Segment Start: MATERIAL FOR THIS EXERCISE

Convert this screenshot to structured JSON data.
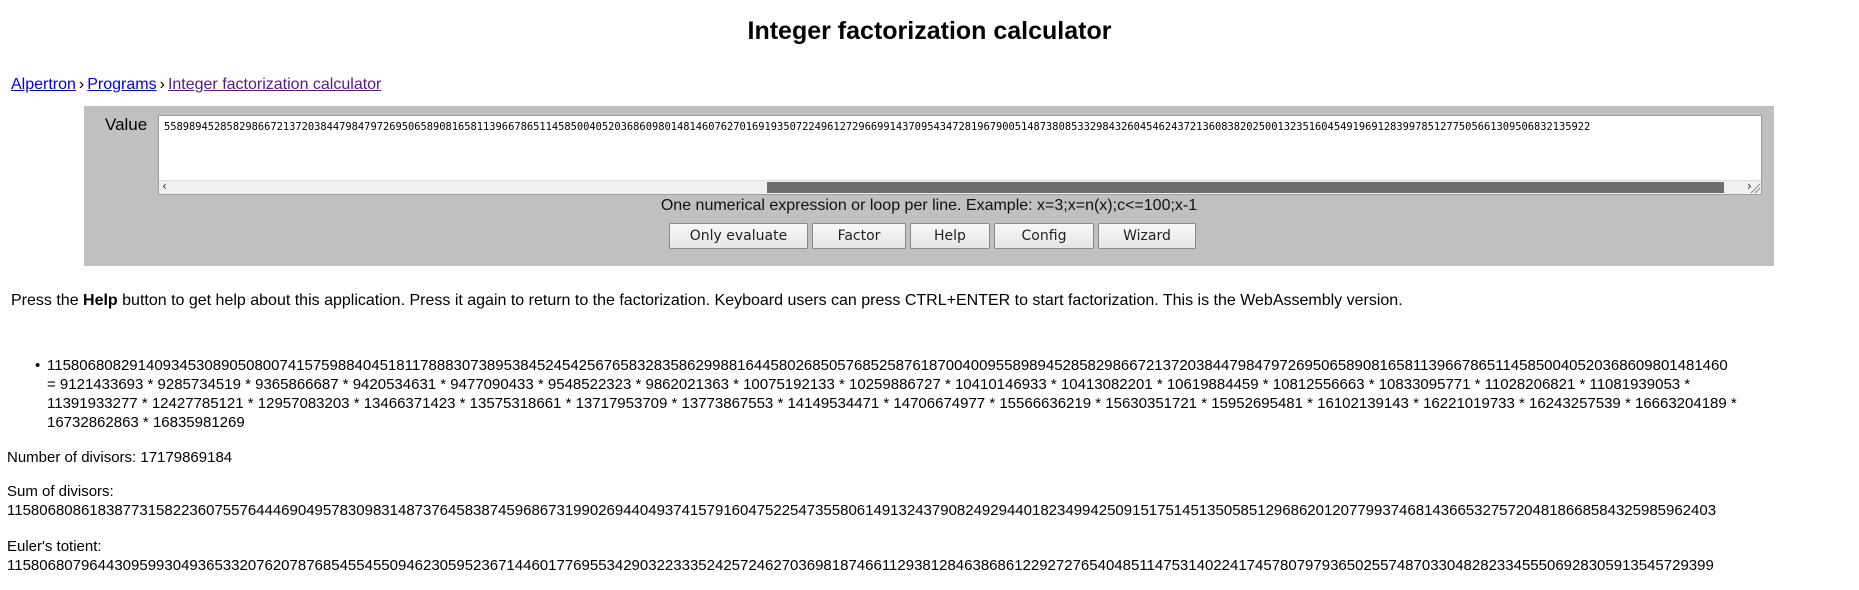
{
  "page": {
    "title": "Integer factorization calculator"
  },
  "breadcrumb": {
    "home": "Alpertron",
    "sep1": "›",
    "programs": "Programs",
    "sep2": "›",
    "current": "Integer factorization calculator"
  },
  "form": {
    "value_label": "Value",
    "value_text": "558989452858298667213720384479847972695065890816581139667865114585004052036860980148146076270169193507224961272966991437095434728196790051487380853329843260454624372136083820250013235160454919691283997851277505661309506832135922",
    "hint": "One numerical expression or loop per line. Example: x=3;x=n(x);c<=100;x-1",
    "buttons": {
      "only_evaluate": "Only evaluate",
      "factor": "Factor",
      "help": "Help",
      "config": "Config",
      "wizard": "Wizard"
    }
  },
  "help_text": {
    "before": "Press the ",
    "bold": "Help",
    "after": " button to get help about this application. Press it again to return to the factorization. Keyboard users can press CTRL+ENTER to start factorization. This is the WebAssembly version."
  },
  "result": {
    "bullet": "•",
    "number": "1158068082914093453089050800741575988404518117888307389538452454256765832835862998816445802685057685258761870040095589894528582986672137203844798479726950658908165811396678651145850040520368609801481460",
    "line2": "= 9121433693 * 9285734519 * 9365866687 * 9420534631 * 9477090433 * 9548522323 * 9862021363 * 10075192133 * 10259886727 * 10410146933 * 10413082201 * 10619884459 * 10812556663 * 10833095771 * 11028206821 * 11081939053 *",
    "line3": "11391933277 * 12427785121 * 12957083203 * 13466371423 * 13575318661 * 13717953709 * 13773867553 * 14149534471 * 14706674977 * 15566636219 * 15630351721 * 15952695481 * 16102139143 * 16221019733 * 16243257539 * 16663204189 *",
    "line4": "16732862863 * 16835981269"
  },
  "info": {
    "divisors_label": "Number of divisors: ",
    "divisors_value": "17179869184",
    "sum_label": "Sum of divisors:",
    "sum_value": "1158068086183877315822360755764446904957830983148737645838745968673199026944049374157916047522547355806149132437908249294401823499425091517514513505851296862012077993746814366532757204818668584325985962403",
    "totient_label": "Euler's totient:",
    "totient_value": "1158068079644309599304936533207620787685455455094623059523671446017769553429032233352425724627036981874661129381284638686122927276540485114753140224174578079793650255748703304828233455506928305913545729399"
  },
  "colors": {
    "panel_bg": "#c0c0c0",
    "link": "#0000ee",
    "visited_link": "#551a8b"
  }
}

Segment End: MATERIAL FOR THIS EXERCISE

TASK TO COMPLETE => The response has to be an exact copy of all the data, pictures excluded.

SOLUTION FOR THIS TASK =>
Convert this screenshot to structured JSON data.
{
  "page": {
    "title": "Integer factorization calculator"
  },
  "breadcrumb": {
    "home": "Alpertron",
    "sep1": "›",
    "programs": "Programs",
    "sep2": "›",
    "current": "Integer factorization calculator"
  },
  "form": {
    "value_label": "Value",
    "value_text": "558989452858298667213720384479847972695065890816581139667865114585004052036860980148146076270169193507224961272966991437095434728196790051487380853329843260454624372136083820250013235160454919691283997851277505661309506832135922",
    "hint": "One numerical expression or loop per line. Example: x=3;x=n(x);c<=100;x-1",
    "buttons": {
      "only_evaluate": "Only evaluate",
      "factor": "Factor",
      "help": "Help",
      "config": "Config",
      "wizard": "Wizard"
    }
  },
  "help_text": {
    "before": "Press the ",
    "bold": "Help",
    "after": " button to get help about this application. Press it again to return to the factorization. Keyboard users can press CTRL+ENTER to start factorization. This is the WebAssembly version."
  },
  "result": {
    "bullet": "•",
    "number": "1158068082914093453089050800741575988404518117888307389538452454256765832835862998816445802685057685258761870040095589894528582986672137203844798479726950658908165811396678651145850040520368609801481460",
    "line2": "= 9121433693 * 9285734519 * 9365866687 * 9420534631 * 9477090433 * 9548522323 * 9862021363 * 10075192133 * 10259886727 * 10410146933 * 10413082201 * 10619884459 * 10812556663 * 10833095771 * 11028206821 * 11081939053 *",
    "line3": "11391933277 * 12427785121 * 12957083203 * 13466371423 * 13575318661 * 13717953709 * 13773867553 * 14149534471 * 14706674977 * 15566636219 * 15630351721 * 15952695481 * 16102139143 * 16221019733 * 16243257539 * 16663204189 *",
    "line4": "16732862863 * 16835981269"
  },
  "info": {
    "divisors_label": "Number of divisors: ",
    "divisors_value": "17179869184",
    "sum_label": "Sum of divisors:",
    "sum_value": "1158068086183877315822360755764446904957830983148737645838745968673199026944049374157916047522547355806149132437908249294401823499425091517514513505851296862012077993746814366532757204818668584325985962403",
    "totient_label": "Euler's totient:",
    "totient_value": "1158068079644309599304936533207620787685455455094623059523671446017769553429032233352425724627036981874661129381284638686122927276540485114753140224174578079793650255748703304828233455506928305913545729399"
  },
  "colors": {
    "panel_bg": "#c0c0c0",
    "link": "#0000ee",
    "visited_link": "#551a8b"
  }
}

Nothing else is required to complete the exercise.